DIRECTIONS ▸ Go through the data and say how many lines include the string "subtitle"; return only the figure.

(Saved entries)
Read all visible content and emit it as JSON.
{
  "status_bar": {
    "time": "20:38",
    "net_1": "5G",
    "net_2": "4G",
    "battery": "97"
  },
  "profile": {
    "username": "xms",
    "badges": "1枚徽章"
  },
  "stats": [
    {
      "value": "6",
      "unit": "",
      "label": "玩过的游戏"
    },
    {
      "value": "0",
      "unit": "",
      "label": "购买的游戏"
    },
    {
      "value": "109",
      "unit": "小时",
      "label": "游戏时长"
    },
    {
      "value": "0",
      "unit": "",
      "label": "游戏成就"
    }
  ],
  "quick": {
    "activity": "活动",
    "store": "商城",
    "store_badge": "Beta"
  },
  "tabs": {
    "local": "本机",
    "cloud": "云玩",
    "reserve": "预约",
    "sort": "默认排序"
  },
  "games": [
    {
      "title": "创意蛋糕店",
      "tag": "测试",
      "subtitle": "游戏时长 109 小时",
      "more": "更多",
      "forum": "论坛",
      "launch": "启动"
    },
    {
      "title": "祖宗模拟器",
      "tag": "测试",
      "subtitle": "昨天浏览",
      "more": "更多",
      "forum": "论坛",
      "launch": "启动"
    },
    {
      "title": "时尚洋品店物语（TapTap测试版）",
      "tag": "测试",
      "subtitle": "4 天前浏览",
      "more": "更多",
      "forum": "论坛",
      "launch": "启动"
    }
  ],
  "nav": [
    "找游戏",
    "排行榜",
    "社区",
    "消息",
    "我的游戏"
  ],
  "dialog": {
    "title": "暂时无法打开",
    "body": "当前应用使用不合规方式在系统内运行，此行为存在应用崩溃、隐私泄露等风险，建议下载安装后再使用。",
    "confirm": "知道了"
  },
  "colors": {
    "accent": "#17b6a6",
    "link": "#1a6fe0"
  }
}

COMPLETED TASK ▸ 3